A demonstration aimed at denouncing the Russian invasion of Ukraine took place Sunday afternoon in downtown Montreal.
As Russia's assault on Ukraine intensifies and more than half a million Ukrainian refugees have fled to neighboring countries, Montreal could be a welcoming city for Ukrainian refugees as early as this month. next.
That’s what the Director General of Community Services for Refugees and Immigrants (SCRI), Miguel Arévalo, believes.
The Government of Canada has already said it is ready to welcome refugees, while Quebec has offered its “full cooperation” to Ottawa. Prime Minister François Legault has pledged to welcome Ukrainian refugees “in the weeks and months to come”.
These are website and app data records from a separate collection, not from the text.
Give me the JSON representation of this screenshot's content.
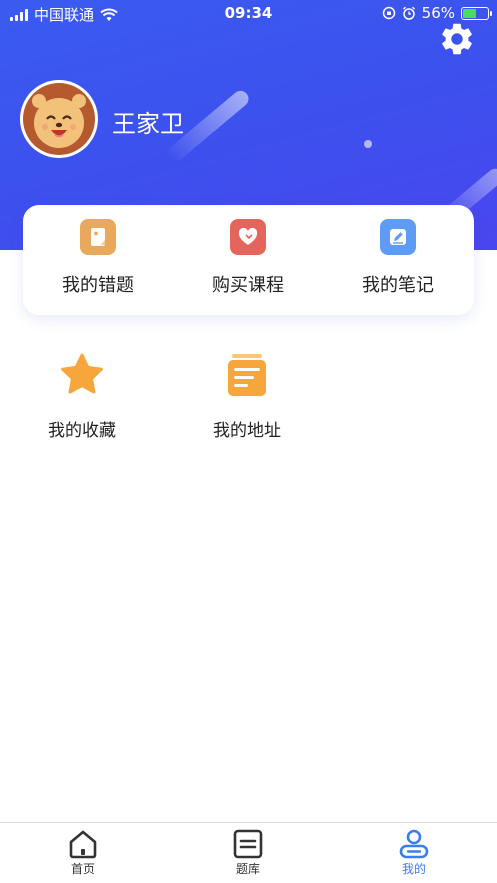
{
  "status_bar": {
    "carrier": "中国联通",
    "time": "09:34",
    "battery": "56%",
    "battery_level": 0.56
  },
  "profile": {
    "username": "王家卫"
  },
  "card_items": [
    {
      "label": "我的错题",
      "icon": "wrong-questions-icon",
      "color": "#e8a95f"
    },
    {
      "label": "购买课程",
      "icon": "heart-icon",
      "color": "#e4655c"
    },
    {
      "label": "我的笔记",
      "icon": "note-edit-icon",
      "color": "#5e9bf4"
    }
  ],
  "tools": [
    {
      "label": "我的收藏",
      "icon": "star-icon",
      "color": "#f7a63b"
    },
    {
      "label": "我的地址",
      "icon": "list-doc-icon",
      "color": "#f7a63b"
    }
  ],
  "tabs": [
    {
      "label": "首页",
      "icon": "home-icon"
    },
    {
      "label": "题库",
      "icon": "question-bank-icon"
    },
    {
      "label": "我的",
      "icon": "profile-icon",
      "active": true
    }
  ],
  "colors": {
    "header": "#3d50ee",
    "active_tab": "#3b7cf0"
  }
}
However, Miguel Arévalo says he has still not received any directives, nor from provincial or federal departments or from the Round Table of Organizations Serving Refugees and Immigrants (TCRI).
Refugees mainly welcomed in Montreal?
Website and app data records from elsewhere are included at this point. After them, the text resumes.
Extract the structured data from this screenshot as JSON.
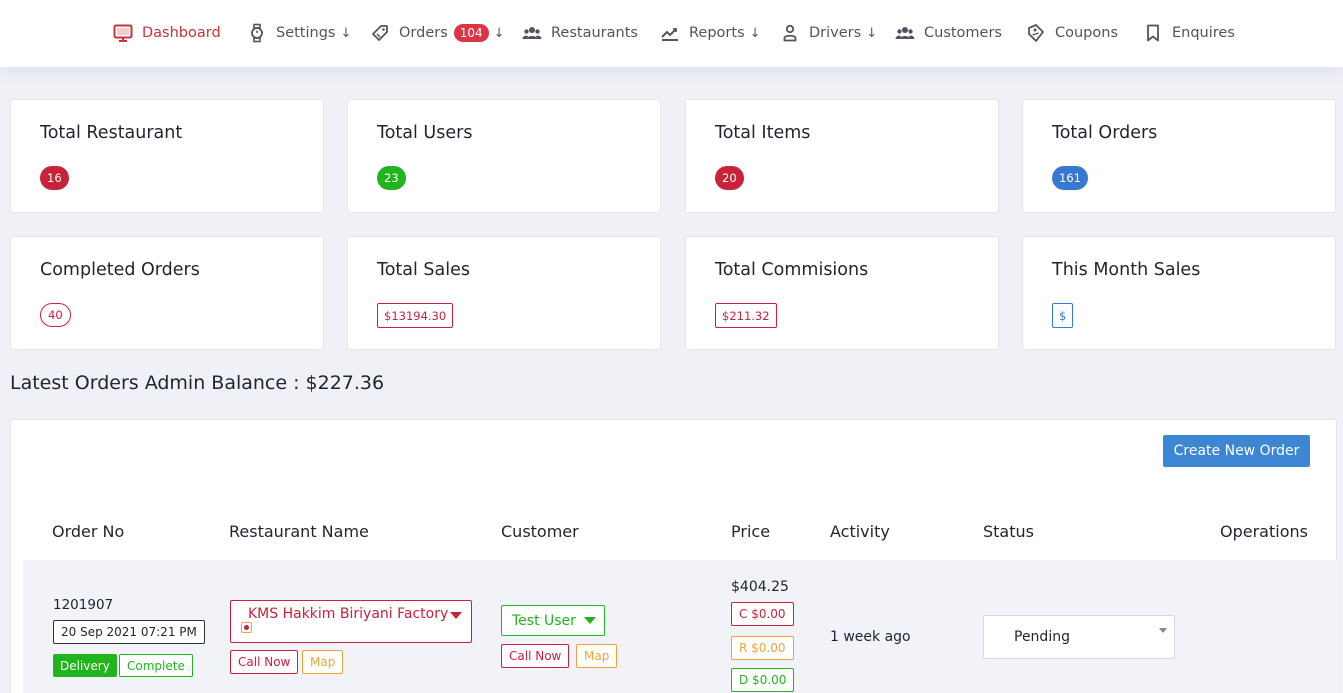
{
  "nav": {
    "items": [
      {
        "label": "Dashboard",
        "icon": "monitor-icon"
      },
      {
        "label": "Settings",
        "icon": "watch-icon",
        "arrow": "↓"
      },
      {
        "label": "Orders",
        "icon": "tag-icon",
        "badge": "104",
        "arrow": "↓"
      },
      {
        "label": "Restaurants",
        "icon": "users-icon"
      },
      {
        "label": "Reports",
        "icon": "chart-icon",
        "arrow": "↓"
      },
      {
        "label": "Drivers",
        "icon": "person-icon",
        "arrow": "↓"
      },
      {
        "label": "Customers",
        "icon": "users-icon"
      },
      {
        "label": "Coupons",
        "icon": "coupon-icon"
      },
      {
        "label": "Enquires",
        "icon": "bookmark-icon"
      }
    ]
  },
  "stats": [
    {
      "title": "Total Restaurant",
      "value": "16"
    },
    {
      "title": "Total Users",
      "value": "23"
    },
    {
      "title": "Total Items",
      "value": "20"
    },
    {
      "title": "Total Orders",
      "value": "161"
    },
    {
      "title": "Completed Orders",
      "value": "40"
    },
    {
      "title": "Total Sales",
      "value": "$13194.30"
    },
    {
      "title": "Total Commisions",
      "value": "$211.32"
    },
    {
      "title": "This Month Sales",
      "value": "$"
    }
  ],
  "section_title": "Latest Orders Admin Balance : $227.36",
  "create_button": "Create New Order",
  "table": {
    "headers": [
      "Order No",
      "Restaurant Name",
      "Customer",
      "Price",
      "Activity",
      "Status",
      "Operations"
    ],
    "rows": [
      {
        "order_no": "1201907",
        "date": "20 Sep 2021 07:21 PM",
        "type": "Delivery",
        "state": "Complete",
        "restaurant": "KMS Hakkim Biriyani Factory",
        "call_now": "Call Now",
        "map": "Map",
        "customer": "Test User",
        "price": "$404.25",
        "c_amount": "C $0.00",
        "r_amount": "R $0.00",
        "d_amount": "D $0.00",
        "activity": "1 week ago",
        "status": "Pending"
      }
    ]
  },
  "colors": {
    "accent": "#c8323a",
    "green": "#20b51c",
    "blue": "#3678d2",
    "orange": "#f0a33c"
  }
}
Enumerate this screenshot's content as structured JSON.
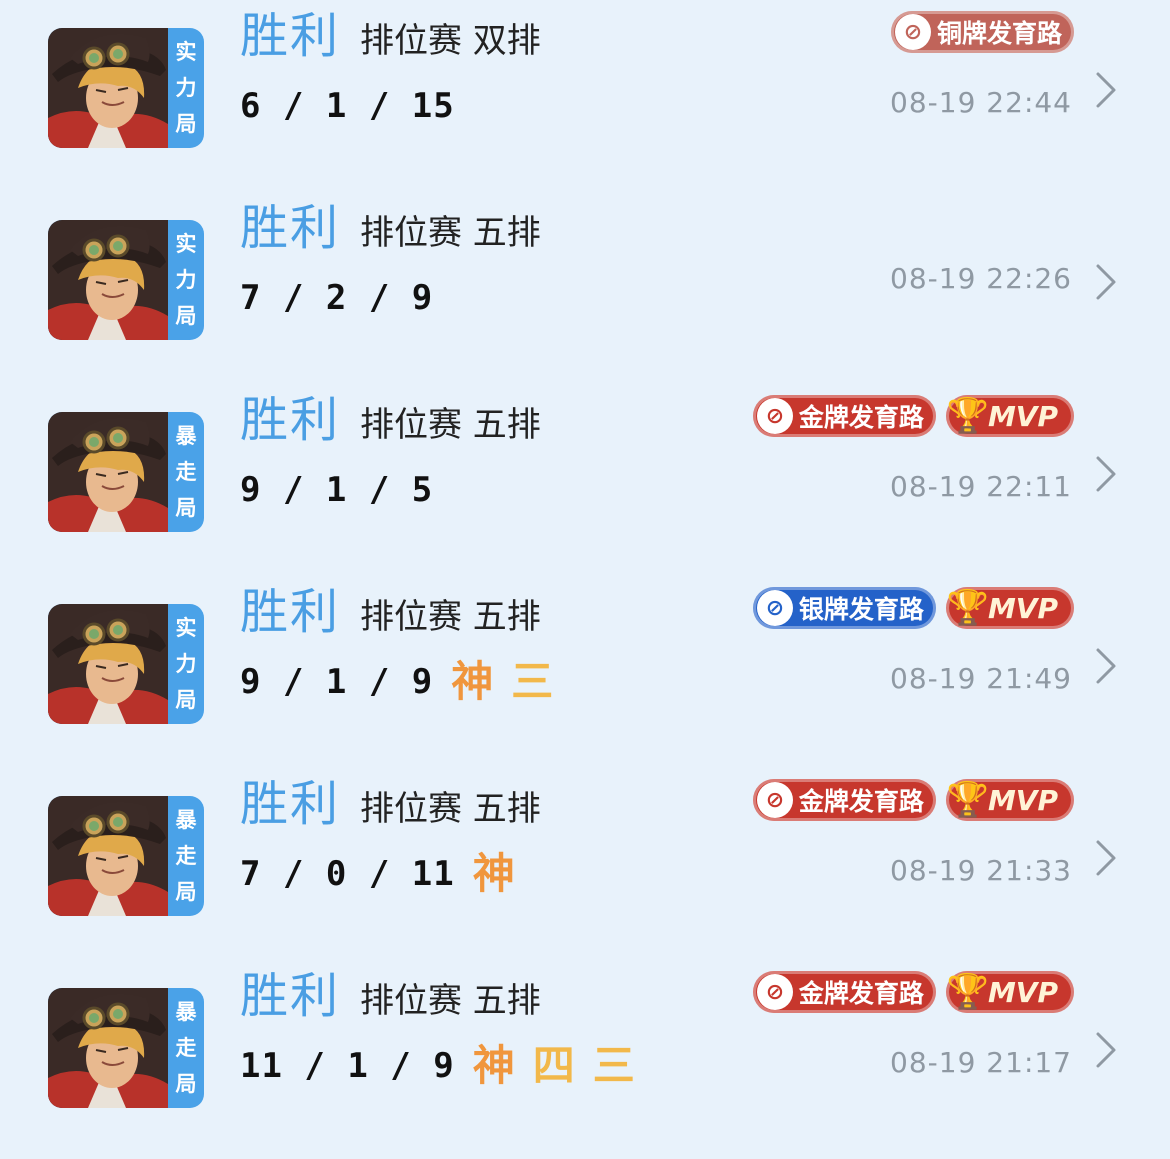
{
  "colors": {
    "background": "#e8f2fb",
    "result_win": "#4a9ee3",
    "mode_tag_bg": "#4aa2e8",
    "time_text": "#8f99a3",
    "badge_bronze": "#c0645a",
    "badge_gold": "#c7372d",
    "badge_silver": "#2462c9",
    "badge_mvp": "#c7372d",
    "honor_text": "#f2b84a"
  },
  "matches": [
    {
      "mode_tag": [
        "实",
        "力",
        "局"
      ],
      "result": "胜利",
      "match_type": "排位赛 双排",
      "kda": "6 / 1 / 15",
      "honors": [],
      "badges": [
        {
          "kind": "bronze",
          "label": "铜牌发育路",
          "icon": "lane-icon"
        }
      ],
      "time": "08-19 22:44"
    },
    {
      "mode_tag": [
        "实",
        "力",
        "局"
      ],
      "result": "胜利",
      "match_type": "排位赛 五排",
      "kda": "7 / 2 / 9",
      "honors": [],
      "badges": [],
      "time": "08-19 22:26"
    },
    {
      "mode_tag": [
        "暴",
        "走",
        "局"
      ],
      "result": "胜利",
      "match_type": "排位赛 五排",
      "kda": "9 / 1 / 5",
      "honors": [],
      "badges": [
        {
          "kind": "gold",
          "label": "金牌发育路",
          "icon": "lane-icon"
        },
        {
          "kind": "mvp",
          "label": "MVP",
          "icon": "trophy-icon"
        }
      ],
      "time": "08-19 22:11"
    },
    {
      "mode_tag": [
        "实",
        "力",
        "局"
      ],
      "result": "胜利",
      "match_type": "排位赛 五排",
      "kda": "9 / 1 / 9",
      "honors": [
        "神",
        "三"
      ],
      "badges": [
        {
          "kind": "silver",
          "label": "银牌发育路",
          "icon": "lane-icon"
        },
        {
          "kind": "mvp",
          "label": "MVP",
          "icon": "trophy-icon"
        }
      ],
      "time": "08-19 21:49"
    },
    {
      "mode_tag": [
        "暴",
        "走",
        "局"
      ],
      "result": "胜利",
      "match_type": "排位赛 五排",
      "kda": "7 / 0 / 11",
      "honors": [
        "神"
      ],
      "badges": [
        {
          "kind": "gold",
          "label": "金牌发育路",
          "icon": "lane-icon"
        },
        {
          "kind": "mvp",
          "label": "MVP",
          "icon": "trophy-icon"
        }
      ],
      "time": "08-19 21:33"
    },
    {
      "mode_tag": [
        "暴",
        "走",
        "局"
      ],
      "result": "胜利",
      "match_type": "排位赛 五排",
      "kda": "11 / 1 / 9",
      "honors": [
        "神",
        "四",
        "三"
      ],
      "badges": [
        {
          "kind": "gold",
          "label": "金牌发育路",
          "icon": "lane-icon"
        },
        {
          "kind": "mvp",
          "label": "MVP",
          "icon": "trophy-icon"
        }
      ],
      "time": "08-19 21:17"
    }
  ]
}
According to Miguel Arévalo, Quebec has the capacity to welcome 5,000 to 10,000 Ukrainians.
Of course it's easier in Montreal, because there are all the government services and organizations. But with special programs, we could welcome them in the regions too.
Housing, furniture, clothing, francization, education, activities and administrative matters… many aspects will have to be taken into account for the successful integration of refugees, underlines Mr. Arévalo. “It’s a whole structure that already exists in the city system. We will have to set up a good work team to welcome them,” he adds.
A priority file, but no special program
No special program like the one deployed for the permanent reception of 25,000 Syrian refugees has been announced by the government for Ukrainians. Without such a program, refugee cases will have to be assessed on a case-by-case basis, says immigration lawyer Gjergji Hasa.
Ottawa, however, says it gives priority to immigration applications in from Ukraine in order to allow Ukrainians fleeing the country to be quickly in safety. According to the Minister of Immigration, Refugees and Citizenship, Sean Fraser, around 4,000 files have been given priority since the start of the conflict with Russia.
End of compulsory visa requested
While it intends to eliminate administrative fees for Ukrainian applicants and extend the status of those already in Canada, the federal government has not, however, committed to putting an end to the visa requirement, as demanded by the Bloc Québécois, the Parti Conservative and the New Democratic Party.
This is also the request made by the president of the Association québécoise des avocats et avocats en droit de l'immigration, Me Stéphanie Valois, to allow Ukrainian citizens to travel to Canada with an electronic travel authorization (ETA ). Currently, Canada requires a visa for all Ukrainian citizens who want to travel here. “This obligation requires the passport to be sent to a Canadian embassy so that the visa can be affixed to it,” she explained in a press release published on Tuesday.
The ETA can be obtained much faster and without the requirement of sending the passport to a Canadian embassy. “This measure would also allow all people awaiting permanent residence to come to Canada and finalize their application from our country,” it says.
Second largest Ukrainian diaspora  ;
When Miguel Arévalo is asked why Canadians seemed more open to welcoming Ukrainian refugees than Syrians, for example, he recalls that Canada is home to the second largest Ukrainian diaspora in the world, after Ukraine and Russia.
Indeed, that's more than 1.3 million people, according to the 2016 Canadian census.
That's part of Canadian culture.
However, someone who worked for another organization when Syrian refugees were welcomed in 2019 remembers that significant efforts had also been made. “I would be happy if we gave the same treatment to Ukrainians as to Syrians, because for me, we welcomed them very well,” he said.